*Task statement*
Below is a set of records; reproduce them exactly without their pictures.

*Data for processing*
________________________________________
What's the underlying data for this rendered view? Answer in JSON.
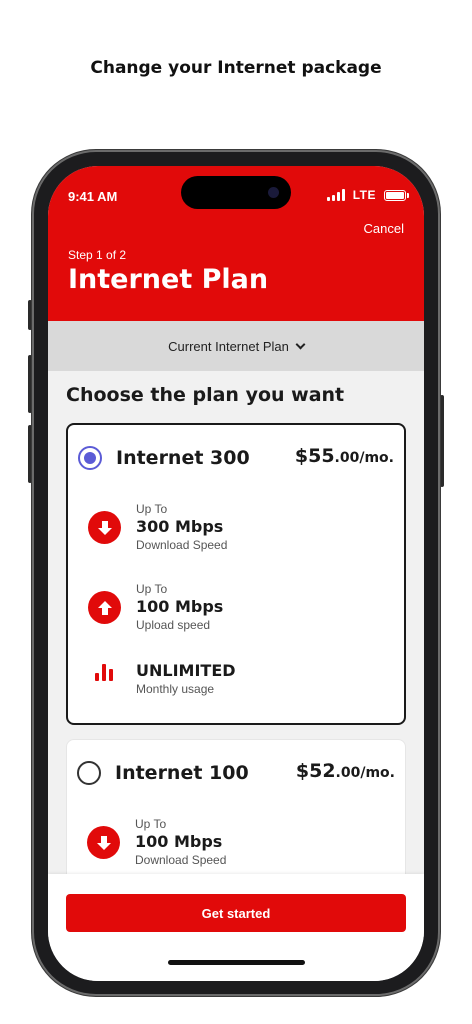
{
  "caption": "Change your Internet package",
  "status_bar": {
    "time": "9:41 AM",
    "network": "LTE"
  },
  "header": {
    "cancel_label": "Cancel",
    "step": "Step 1 of 2",
    "title": "Internet Plan"
  },
  "current_plan": {
    "label": "Current Internet Plan"
  },
  "section_title": "Choose the plan you want",
  "plans": [
    {
      "name": "Internet 300",
      "price_main": "$55",
      "price_cents": ".00/mo.",
      "selected": true,
      "features": [
        {
          "icon": "download-arrow-icon",
          "pre": "Up To",
          "main": "300 Mbps",
          "sub": "Download Speed"
        },
        {
          "icon": "upload-arrow-icon",
          "pre": "Up To",
          "main": "100 Mbps",
          "sub": "Upload speed"
        },
        {
          "icon": "bar-chart-icon",
          "main": "UNLIMITED",
          "sub": "Monthly usage"
        }
      ]
    },
    {
      "name": "Internet 100",
      "price_main": "$52",
      "price_cents": ".00/mo.",
      "selected": false,
      "features": [
        {
          "icon": "download-arrow-icon",
          "pre": "Up To",
          "main": "100 Mbps",
          "sub": "Download Speed"
        }
      ]
    }
  ],
  "cta_label": "Get started",
  "colors": {
    "brand_red": "#e10a0a",
    "radio_selected": "#5b5bd6",
    "dropdown_bg": "#d9d9d9"
  }
}
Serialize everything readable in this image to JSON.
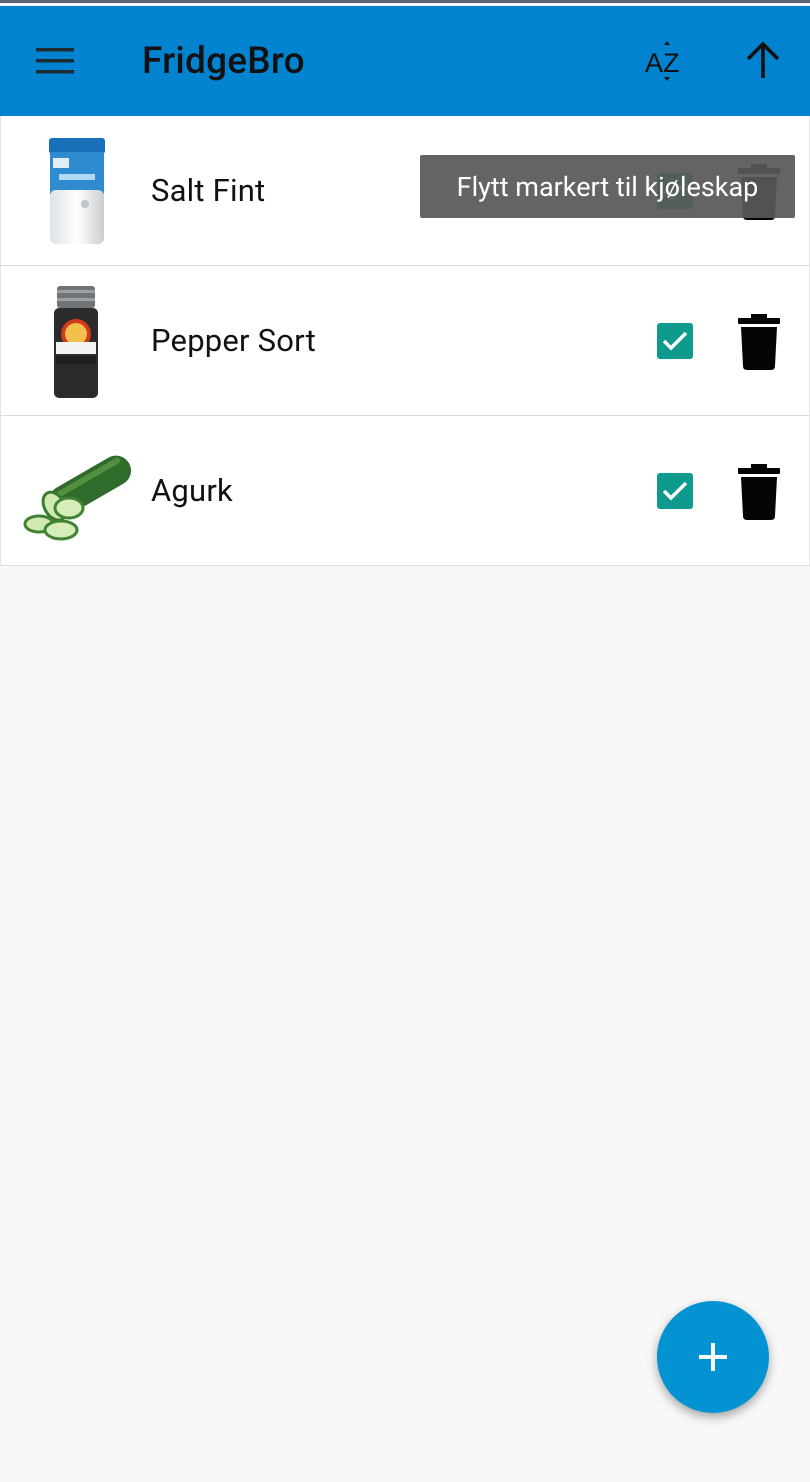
{
  "app": {
    "title": "FridgeBro"
  },
  "toolbar": {
    "menu_icon": "menu-icon",
    "sort_icon": "sort-az-icon",
    "sort_label": "AZ",
    "up_icon": "arrow-up-icon"
  },
  "items": [
    {
      "name": "Salt Fint",
      "checked": true,
      "image": "salt-shaker-image"
    },
    {
      "name": "Pepper Sort",
      "checked": true,
      "image": "pepper-grinder-image"
    },
    {
      "name": "Agurk",
      "checked": true,
      "image": "cucumber-image"
    }
  ],
  "toast": {
    "text": "Flytt markert til kjøleskap"
  },
  "fab": {
    "icon": "plus-icon"
  },
  "colors": {
    "appbar": "#0283d0",
    "checkbox": "#0e9a8c",
    "fab": "#0393d2",
    "toast": "#585858"
  }
}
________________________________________
*Written answer*
What's the underlying data for this rendered view? Answer in JSON.
{
  "caption": "Change your Internet package",
  "status_bar": {
    "time": "9:41 AM",
    "network": "LTE"
  },
  "header": {
    "cancel_label": "Cancel",
    "step": "Step 1 of 2",
    "title": "Internet Plan"
  },
  "current_plan": {
    "label": "Current Internet Plan"
  },
  "section_title": "Choose the plan you want",
  "plans": [
    {
      "name": "Internet 300",
      "price_main": "$55",
      "price_cents": ".00/mo.",
      "selected": true,
      "features": [
        {
          "icon": "download-arrow-icon",
          "pre": "Up To",
          "main": "300 Mbps",
          "sub": "Download Speed"
        },
        {
          "icon": "upload-arrow-icon",
          "pre": "Up To",
          "main": "100 Mbps",
          "sub": "Upload speed"
        },
        {
          "icon": "bar-chart-icon",
          "main": "UNLIMITED",
          "sub": "Monthly usage"
        }
      ]
    },
    {
      "name": "Internet 100",
      "price_main": "$52",
      "price_cents": ".00/mo.",
      "selected": false,
      "features": [
        {
          "icon": "download-arrow-icon",
          "pre": "Up To",
          "main": "100 Mbps",
          "sub": "Download Speed"
        }
      ]
    }
  ],
  "cta_label": "Get started",
  "colors": {
    "brand_red": "#e10a0a",
    "radio_selected": "#5b5bd6",
    "dropdown_bg": "#d9d9d9"
  }
}
Serialize everything readable in this image to JSON.
{
  "app": {
    "title": "FridgeBro"
  },
  "toolbar": {
    "menu_icon": "menu-icon",
    "sort_icon": "sort-az-icon",
    "sort_label": "AZ",
    "up_icon": "arrow-up-icon"
  },
  "items": [
    {
      "name": "Salt Fint",
      "checked": true,
      "image": "salt-shaker-image"
    },
    {
      "name": "Pepper Sort",
      "checked": true,
      "image": "pepper-grinder-image"
    },
    {
      "name": "Agurk",
      "checked": true,
      "image": "cucumber-image"
    }
  ],
  "toast": {
    "text": "Flytt markert til kjøleskap"
  },
  "fab": {
    "icon": "plus-icon"
  },
  "colors": {
    "appbar": "#0283d0",
    "checkbox": "#0e9a8c",
    "fab": "#0393d2",
    "toast": "#585858"
  }
}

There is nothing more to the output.